EnglandsHelicon2 Q1v


Then I that now perceiu’d his needlesse feare, (20) With heauie smile began to plead my cause: In vaine (quoth I) this endlesse griefe I beare, In vaine I striue to keepe thy grieuous Lawes, If after proofe, so often trusty found, Vniust suspect condemne me as vnsound.
(25) Is this the guerdon of my faithfull heart? Is this the hope on which my life is staide? Is this the ease of neuer-ceasing smart? Is this the price that for my paines is paide? Yet better serue fierce Mars in bloudie field, (30) Where death, or conquest, end or ioy doth yeeld.
Long haue I seru’d, what is my pay but paine? Oft haue I sude, what gaine I but delay? My faithfull loue is quited with disdaine, My griefe a game, my pen is made a play. (35) Yea loue that doth in other fauour finde, In me is counted madnesse out of kinde.

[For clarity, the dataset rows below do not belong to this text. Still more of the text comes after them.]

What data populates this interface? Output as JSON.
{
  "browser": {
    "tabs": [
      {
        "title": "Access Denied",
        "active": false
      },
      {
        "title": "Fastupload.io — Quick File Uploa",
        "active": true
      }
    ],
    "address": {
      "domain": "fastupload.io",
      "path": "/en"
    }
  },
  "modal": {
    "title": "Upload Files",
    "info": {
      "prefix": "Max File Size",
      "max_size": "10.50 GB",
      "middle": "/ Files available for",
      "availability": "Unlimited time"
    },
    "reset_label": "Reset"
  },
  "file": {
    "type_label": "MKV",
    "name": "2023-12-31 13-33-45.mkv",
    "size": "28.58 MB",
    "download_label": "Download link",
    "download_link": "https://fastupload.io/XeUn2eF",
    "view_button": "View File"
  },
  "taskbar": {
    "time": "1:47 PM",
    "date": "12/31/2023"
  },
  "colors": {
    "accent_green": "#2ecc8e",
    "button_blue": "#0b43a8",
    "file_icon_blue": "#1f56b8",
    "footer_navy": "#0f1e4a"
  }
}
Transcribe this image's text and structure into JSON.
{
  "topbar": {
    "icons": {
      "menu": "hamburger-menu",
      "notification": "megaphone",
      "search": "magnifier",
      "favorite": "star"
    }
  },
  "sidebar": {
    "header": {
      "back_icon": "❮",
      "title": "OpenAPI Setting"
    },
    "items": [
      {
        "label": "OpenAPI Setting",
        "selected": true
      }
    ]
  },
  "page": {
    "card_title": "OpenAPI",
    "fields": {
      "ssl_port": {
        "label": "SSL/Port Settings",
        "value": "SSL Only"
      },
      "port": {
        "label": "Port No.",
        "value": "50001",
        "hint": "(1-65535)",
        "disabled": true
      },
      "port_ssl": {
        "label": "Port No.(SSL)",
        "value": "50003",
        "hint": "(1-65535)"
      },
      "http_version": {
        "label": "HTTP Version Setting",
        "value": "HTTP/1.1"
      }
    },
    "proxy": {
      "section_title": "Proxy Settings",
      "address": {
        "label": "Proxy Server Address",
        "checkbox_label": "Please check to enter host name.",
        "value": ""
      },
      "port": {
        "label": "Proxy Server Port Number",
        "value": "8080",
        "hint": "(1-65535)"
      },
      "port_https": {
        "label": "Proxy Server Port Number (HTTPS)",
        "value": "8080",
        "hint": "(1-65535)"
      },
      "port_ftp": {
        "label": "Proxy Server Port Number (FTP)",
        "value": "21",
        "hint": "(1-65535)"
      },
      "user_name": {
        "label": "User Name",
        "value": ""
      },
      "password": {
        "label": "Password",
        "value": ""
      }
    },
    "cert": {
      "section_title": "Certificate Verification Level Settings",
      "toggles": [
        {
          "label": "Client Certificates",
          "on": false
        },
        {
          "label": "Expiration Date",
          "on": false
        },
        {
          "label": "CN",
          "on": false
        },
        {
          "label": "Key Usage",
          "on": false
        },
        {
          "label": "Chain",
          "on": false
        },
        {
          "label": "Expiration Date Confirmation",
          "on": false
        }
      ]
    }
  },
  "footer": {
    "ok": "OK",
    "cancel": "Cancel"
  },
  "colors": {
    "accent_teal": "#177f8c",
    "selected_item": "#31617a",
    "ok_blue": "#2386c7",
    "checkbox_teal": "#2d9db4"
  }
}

And last of all, but grieuous most of all, Thy selfe, sweete loue, hath kild me with suspect: Could loue beleeue, that I from loue would fall? (40) Is warre of force to make me loue neglect. No, Cupid knowes, my minde is faster set, Then that by warre I should my loue forget.
My Muse indeede to warre enclines her minde, The famous acts of worthy Brute to write: (45) To whom the Gods this Ilands rule assignde,